Known for its gentle properties, baking soda makes this paste a great callus remover

if you have sensitive skin. Just add baking soda to two tablespoons of water until it thickens into a paste, then add a few drops of lemon or lime juice. Use a large popsicle stick to coat the calluses and then cover your feet with socks or an elastic bandage wrap. Let the paste work overnight and repeat nightly until those calluses are kaput. 

If the idea of gooping your feet up with a paste is too icky, here’s a variation that’s more of a soak. You can also use aspirin to make a paste if you don’t have any baking soda, but it’s a bit messy and will cut into your supply of headache meds. 

Apply Medicated Patches to Wear Down Calluses

Peels and pastes definitely require a time investment. Perhaps you’re looking for a more effortless solution. Medicated patches or pads are a good alternative if convenience is what you value most. 

Over-the-counter adhesive patches are widely available at drug stores and extremely easy to use. These patches typically contain salicylic acid—also used to treat plantar warts—to break down calluses over time. Much like a medicated bandage for a cut, the patches are applied directly to the calluses. Leave them on for hours and let them work their magic!  

We recommend Dr. Scholl’s, a company that’s been selling foot-focused wellness products for more than 100 years. Their medicated discs will often soften up the thickest calluses in just a few days. 

Grind Calluses Down with a Pumice Stone

For granite-like calluses that seem impervious to chemical treatments, you may need something a bit cruder. And by that, we mean scraping away at that juggernaut with a pumice stone until the dead skin finally sloughs away.

Pumice is a porous volcanic rock that forms when lava cools so rapidly there’s no time for it to crystallize. The result is a lightweight-yet-heavy-duty scrubber for your feet.
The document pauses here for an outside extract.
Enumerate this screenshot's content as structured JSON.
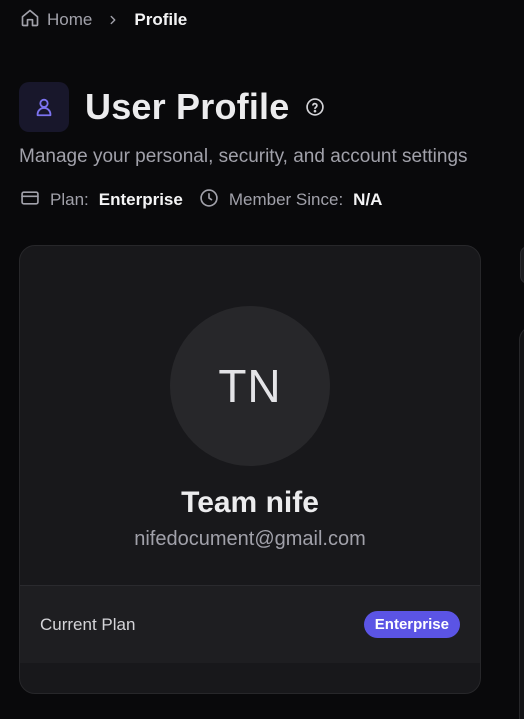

As far back as 600 B.C., Roman women used pumice stones to remove body hair, according to the Women’s Museum of California. They were later adapted as natural exfoliators ideally suited for smoothing out the soles of our feet.

There’s more than you might think to choosing the right pumice stone for your feet. But once you do, you’ll be able to get rid of the toughest of calluses through diligence and perseverance. Each day, gently rub the stone in a circular motion or from side to side to buff away those bulbous burdens.

Whichever method you choose for removing foot calluses, we wish you all the best in your quest for softer feet!